While researching his forthcoming book — Heart, Smarts, Guts, and Luck — co-author Anthony Tjan made a fascinating discovery: a surprising number of company founders and business-builders attribute much of their success to luck.
There are ways we create our own luck, as listed on the innovation leadership companion post on this curation stream. Becoming disconnected, as Anthony describes, on the way to the top, is one way for leaders to lose their luck.
Almost 25% of those we surveyed came out as "luck-dominant" on the Entrepreneurial Aptitude Test we devised; many more gave luck at least partial credit.

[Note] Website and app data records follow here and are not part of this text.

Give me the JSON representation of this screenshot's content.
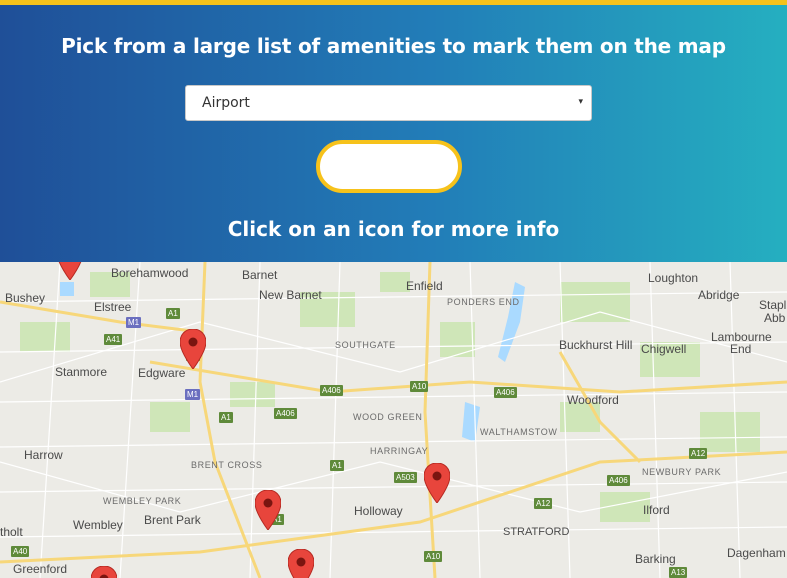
{
  "header": {
    "title": "Pick from a large list of amenities to mark them on the map",
    "selected_amenity": "Airport",
    "select_arrow": "▾",
    "instruction": "Click on an icon for more info"
  },
  "colors": {
    "accent": "#f6c21b",
    "header_start": "#1f4f98",
    "header_end": "#25afc0",
    "marker": "#e8453c"
  },
  "map": {
    "places": [
      "Borehamwood",
      "Barnet",
      "Enfield",
      "Loughton",
      "Bushey",
      "New Barnet",
      "Abridge",
      "Elstree",
      "Stapl",
      "Abb",
      "Lambourne",
      "End",
      "Chigwell",
      "Buckhurst Hill",
      "Stanmore",
      "Edgware",
      "Woodford",
      "Harrow",
      "Wembley",
      "Brent Park",
      "Holloway",
      "Ilford",
      "Dagenham",
      "Greenford",
      "Barking",
      "STRATFORD",
      "tholt"
    ],
    "districts": [
      "PONDERS END",
      "SOUTHGATE",
      "WOOD GREEN",
      "WALTHAMSTOW",
      "HARRINGAY",
      "BRENT CROSS",
      "NEWBURY PARK",
      "WEMBLEY PARK"
    ],
    "roads": [
      "A1",
      "M1",
      "A41",
      "A1",
      "M1",
      "A406",
      "A10",
      "A406",
      "A1",
      "A406",
      "A12",
      "A406",
      "A503",
      "A1",
      "A12",
      "A40",
      "A10",
      "A13",
      "A1"
    ],
    "marker_icon": "map-pin-icon"
  }
}
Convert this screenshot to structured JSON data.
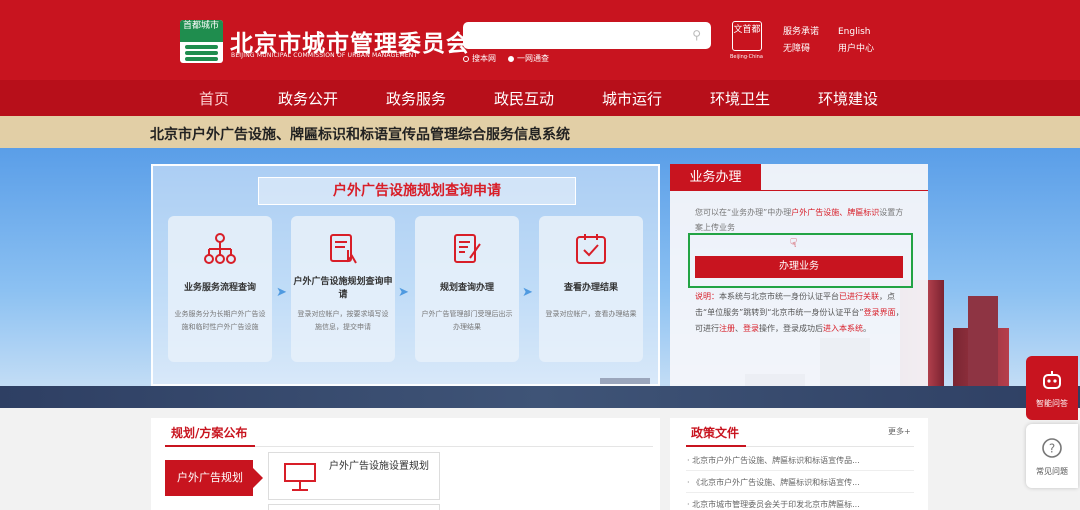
{
  "header": {
    "logo_text": "首都城市",
    "title": "北京市城市管理委员会",
    "subtitle": "BEIJING MUNICIPAL COMMISSION OF URBAN MANAGEMENT",
    "search_placeholder": "",
    "radio_site": "搜本网",
    "radio_portal": "一网通查",
    "seal_text": "文首都",
    "seal_sub": "Beijing·China",
    "links": [
      "服务承诺",
      "无障碍",
      "English",
      "用户中心"
    ]
  },
  "nav": {
    "items": [
      "首页",
      "政务公开",
      "政务服务",
      "政民互动",
      "城市运行",
      "环境卫生",
      "环境建设"
    ],
    "active": "首页"
  },
  "banner": {
    "title": "北京市户外广告设施、牌匾标识和标语宣传品管理综合服务信息系统"
  },
  "apply": {
    "title": "户外广告设施规划查询申请",
    "steps": [
      {
        "title": "业务服务流程查询",
        "desc": "业务服务分为长期户外广告设施和临时性户外广告设施"
      },
      {
        "title": "户外广告设施规划查询申请",
        "desc": "登录对应帐户，按要求填写设施信息，提交申请"
      },
      {
        "title": "规划查询办理",
        "desc": "户外广告管理部门受理后出示办理结果"
      },
      {
        "title": "查看办理结果",
        "desc": "登录对应帐户，查看办理结果"
      }
    ]
  },
  "business": {
    "tab": "业务办理",
    "desc_1": "您可以在“业务办理”中办理",
    "desc_red": "户外广告设施、牌匾标识",
    "desc_2": "设置方案上传业务",
    "button": "办理业务",
    "note_label": "说明：",
    "note_1": "本系统与北京市统一身份认证平台",
    "note_red1": "已进行关联",
    "note_2": "，点击“单位服务”跳转到“北京市统一身份认证平台”",
    "note_red2": "登录界面",
    "note_3": "，可进行",
    "note_red3": "注册",
    "note_4": "、",
    "note_red4": "登录",
    "note_5": "操作，登录成功后",
    "note_red5": "进入本系统",
    "note_6": "。"
  },
  "side": {
    "robot": "智能问答",
    "faq": "常见问题"
  },
  "plan": {
    "title": "规划/方案公布",
    "tab": "户外广告规划",
    "card_text": "户外广告设施设置规划"
  },
  "policy": {
    "title": "政策文件",
    "more": "更多+",
    "items": [
      "北京市户外广告设施、牌匾标识和标语宣传品...",
      "《北京市户外广告设施、牌匾标识和标语宣传...",
      "北京市城市管理委员会关于印发北京市牌匾标..."
    ]
  },
  "colors": {
    "brand_red": "#c8141f",
    "highlight_green": "#22a344",
    "banner_tan": "#e2cfa6"
  }
}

...Here's the paradox: Once they have made it to the top — after they've reached high levels of entrepreneurial or corporate success — leaders often become disconnected from the crucial lucky qualities and relationships that helped get them there in the first place. By definition, the top is less of a journey and more of an arrival point. A newfound reputation is difficult to risk.
We've identified seven attributes, and they are among the most difficult ones for leaders to master and maintain. They are: humility, intellectual curiosity, optimism, vulnerability, authenticity, generosity, and openness.
The post defines these and begs the question:
How do leaders reconnect to the reality, attitude, and relationships that can sustain and take their company's excellence to a new place?
Author: Anthony Tjan is CEO, Managing Partner and Founder of the venture capital firm Cue Ball and vice chairman of the advisory firm Parthenon.